4.11 (82.22%) 9 votes
  • Hi Annabel! I’ve stopped drinking since April although I did have one glass of wine last week and felt super tipsy! So I won’t be doing that again… I agree with all your points. I feel so much healthier and happier! 🙂

  • I mostly don’t drink any more and I really don’t miss it! I’ve found it just doesn’t agree with me, for many of the reasons you’ve listed. Seeing as I don’t actually enjoy it any more, and it’s expensive, why bother?! The only negative part of it has been other people’s reactions to it. Most people are fine but like you say, some seem to take it really personally for some strange reason. I think it’s because they assume there’s an implicit judgement on their drinking, but that’s really not the case.

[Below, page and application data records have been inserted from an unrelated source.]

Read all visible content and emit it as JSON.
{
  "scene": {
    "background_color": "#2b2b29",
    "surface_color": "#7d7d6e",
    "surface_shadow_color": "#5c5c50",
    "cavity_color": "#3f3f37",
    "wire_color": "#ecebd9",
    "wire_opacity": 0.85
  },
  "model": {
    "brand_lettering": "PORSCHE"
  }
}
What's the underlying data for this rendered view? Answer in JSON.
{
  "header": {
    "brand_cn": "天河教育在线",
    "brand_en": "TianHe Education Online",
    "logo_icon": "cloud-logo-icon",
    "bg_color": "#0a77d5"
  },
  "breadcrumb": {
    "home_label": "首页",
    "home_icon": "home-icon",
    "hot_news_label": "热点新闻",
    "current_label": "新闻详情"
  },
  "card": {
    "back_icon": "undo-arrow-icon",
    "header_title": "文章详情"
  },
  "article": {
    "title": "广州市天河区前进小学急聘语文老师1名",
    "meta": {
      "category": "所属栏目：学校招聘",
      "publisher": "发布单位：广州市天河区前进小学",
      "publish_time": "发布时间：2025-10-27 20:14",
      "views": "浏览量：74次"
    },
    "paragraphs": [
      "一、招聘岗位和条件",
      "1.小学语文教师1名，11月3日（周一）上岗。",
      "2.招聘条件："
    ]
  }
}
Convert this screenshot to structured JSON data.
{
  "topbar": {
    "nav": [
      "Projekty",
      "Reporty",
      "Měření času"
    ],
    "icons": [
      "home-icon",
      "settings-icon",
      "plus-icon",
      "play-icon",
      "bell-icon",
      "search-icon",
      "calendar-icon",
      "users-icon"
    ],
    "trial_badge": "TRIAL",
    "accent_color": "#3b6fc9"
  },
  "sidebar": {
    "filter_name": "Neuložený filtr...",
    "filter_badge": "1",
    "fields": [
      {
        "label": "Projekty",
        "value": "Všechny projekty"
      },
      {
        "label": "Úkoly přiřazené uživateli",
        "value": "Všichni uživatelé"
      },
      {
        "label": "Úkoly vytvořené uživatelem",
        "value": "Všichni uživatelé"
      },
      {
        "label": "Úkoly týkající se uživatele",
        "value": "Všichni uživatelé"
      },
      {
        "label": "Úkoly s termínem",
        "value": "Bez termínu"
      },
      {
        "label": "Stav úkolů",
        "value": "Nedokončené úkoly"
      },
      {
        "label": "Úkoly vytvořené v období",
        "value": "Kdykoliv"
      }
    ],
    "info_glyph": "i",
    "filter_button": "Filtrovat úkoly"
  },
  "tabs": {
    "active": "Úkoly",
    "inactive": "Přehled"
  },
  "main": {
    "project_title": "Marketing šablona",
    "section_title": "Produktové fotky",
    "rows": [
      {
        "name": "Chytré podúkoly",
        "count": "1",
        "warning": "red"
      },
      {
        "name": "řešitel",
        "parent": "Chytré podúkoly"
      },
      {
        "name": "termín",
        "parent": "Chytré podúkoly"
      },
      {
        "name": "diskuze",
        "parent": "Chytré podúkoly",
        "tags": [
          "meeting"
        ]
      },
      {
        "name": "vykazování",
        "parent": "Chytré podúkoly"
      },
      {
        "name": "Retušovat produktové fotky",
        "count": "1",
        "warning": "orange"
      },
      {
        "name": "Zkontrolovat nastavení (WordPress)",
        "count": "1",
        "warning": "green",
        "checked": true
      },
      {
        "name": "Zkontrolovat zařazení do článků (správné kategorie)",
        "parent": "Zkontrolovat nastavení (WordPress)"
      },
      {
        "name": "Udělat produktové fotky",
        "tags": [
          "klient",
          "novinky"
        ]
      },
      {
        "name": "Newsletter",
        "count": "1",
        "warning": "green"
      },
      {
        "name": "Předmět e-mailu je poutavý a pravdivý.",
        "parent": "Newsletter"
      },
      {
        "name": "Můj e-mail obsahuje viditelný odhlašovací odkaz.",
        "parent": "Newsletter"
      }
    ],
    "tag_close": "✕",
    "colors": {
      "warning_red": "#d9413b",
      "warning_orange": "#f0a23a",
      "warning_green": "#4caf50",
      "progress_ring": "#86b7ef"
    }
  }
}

That aside, it’s been nothing but positive and I’m so glad I stopped!